There’s something about the way it allows people to engage that really appeals to me, allowing Joe Public to get involved without the exhibitionism of modern TV.
Anyway I digress…
I’m currently tuned in to the first ever Sexual Health Surgery on the BBC Asian Network, a digital radio station for all things South Asian (if you’re outside the UK, that means India, Pakistan, Bangladesh and Sri Lanka). If you weren’t aware, within the Asian community we are ridiculously bad at talking about s-e-x (shh!). Most of my parents’ generation wouldn’t even dream of saying the word, and rather sadly that means that even those of my generation shy away from openly talking about sex, sexuality and sexual health.

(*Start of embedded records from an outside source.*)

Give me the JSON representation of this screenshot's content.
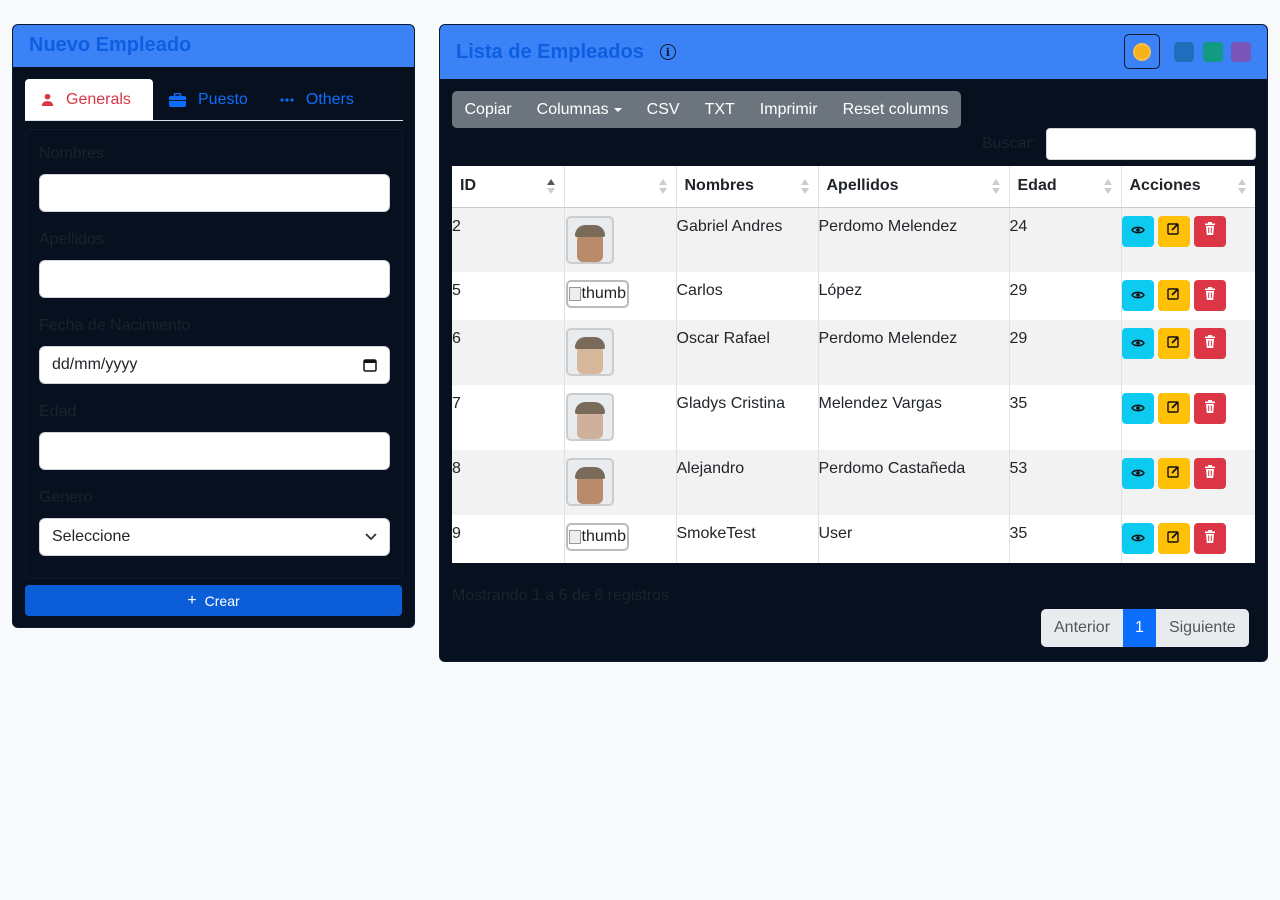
{
  "left_card": {
    "title": "Nuevo Empleado",
    "tabs": [
      {
        "label": "Generals",
        "icon": "user-icon",
        "active": true
      },
      {
        "label": "Puesto",
        "icon": "briefcase-icon"
      },
      {
        "label": "Others",
        "icon": "dots-icon"
      }
    ],
    "fields": {
      "nombres_label": "Nombres",
      "apellidos_label": "Apellidos",
      "fecha_label": "Fecha de Nacimiento",
      "fecha_placeholder": "dd/mm/yyyy",
      "edad_label": "Edad",
      "genero_label": "Genero",
      "genero_value": "Seleccione"
    },
    "create_button": "Crear"
  },
  "right_card": {
    "title": "Lista de Empleados",
    "swatches": [
      "#1f6fbf",
      "#129a84",
      "#7a56b8"
    ],
    "toolbar": [
      "Copiar",
      "Columnas",
      "CSV",
      "TXT",
      "Imprimir",
      "Reset columns"
    ],
    "search_label": "Buscar:",
    "columns": [
      "ID",
      "",
      "Nombres",
      "Apellidos",
      "Edad",
      "Acciones"
    ],
    "rows": [
      {
        "id": "2",
        "photo": "photo",
        "nombres": "Gabriel Andres",
        "apellidos": "Perdomo Melendez",
        "edad": "24"
      },
      {
        "id": "5",
        "photo": "thumb",
        "nombres": "Carlos",
        "apellidos": "López",
        "edad": "29"
      },
      {
        "id": "6",
        "photo": "photo",
        "nombres": "Oscar Rafael",
        "apellidos": "Perdomo Melendez",
        "edad": "29"
      },
      {
        "id": "7",
        "photo": "photo",
        "nombres": "Gladys Cristina",
        "apellidos": "Melendez Vargas",
        "edad": "35"
      },
      {
        "id": "8",
        "photo": "photo",
        "nombres": "Alejandro",
        "apellidos": "Perdomo Castañeda",
        "edad": "53"
      },
      {
        "id": "9",
        "photo": "thumb",
        "nombres": "SmokeTest",
        "apellidos": "User",
        "edad": "35"
      }
    ],
    "info": "Mostrando 1 a 6 de 6 registros",
    "pagination": {
      "prev": "Anterior",
      "current": "1",
      "next": "Siguiente"
    }
  }
}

You don’t need to be a genius to figure out that such lack of communication can’t be a good thing. In fact, having heard some of the things on tonight’s show it’s dangerous, essentially leaving young people to rely on playground banter and whispered hearsay for their sexual education. I’ve been one of the lucky ones – my parents are actually cool enough to talk about a lot of things openly, but sadly I know they’re in a minority.
This show has been billed as a one-off but I genuinely hope that it won’t be – it’s been such a brave piece of broadcasting which undoubtedly has broken some of the taboos that we as a community carry around. And possibly shown that we need to face up to the fact that <shock, horror> Asian people actually have sex!

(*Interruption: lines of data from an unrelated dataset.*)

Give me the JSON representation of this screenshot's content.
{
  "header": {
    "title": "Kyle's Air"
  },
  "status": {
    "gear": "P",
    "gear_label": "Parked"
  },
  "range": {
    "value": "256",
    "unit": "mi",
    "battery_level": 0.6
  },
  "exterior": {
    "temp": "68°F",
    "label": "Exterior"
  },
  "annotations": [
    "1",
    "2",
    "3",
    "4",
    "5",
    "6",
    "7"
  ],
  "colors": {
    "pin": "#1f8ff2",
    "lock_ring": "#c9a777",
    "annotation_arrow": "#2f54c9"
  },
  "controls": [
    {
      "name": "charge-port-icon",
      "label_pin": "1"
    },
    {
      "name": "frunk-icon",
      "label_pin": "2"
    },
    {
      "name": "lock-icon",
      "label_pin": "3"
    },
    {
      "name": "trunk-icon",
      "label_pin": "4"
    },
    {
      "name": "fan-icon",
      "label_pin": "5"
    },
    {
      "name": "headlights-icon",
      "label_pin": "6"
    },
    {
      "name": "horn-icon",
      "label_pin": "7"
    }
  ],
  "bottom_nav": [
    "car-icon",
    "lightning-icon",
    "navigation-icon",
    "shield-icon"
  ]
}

Hats off to the bosses for making it happen, to the amazing Bobby Friction and Noreen Khan for their matter-of-fact approach as presenters and to Dr Stuart Flanagan (who you may know from Radio 1’s Surgery) for his advice.
You can listen back using the iPlayer – an example of where the BBC really gets it right.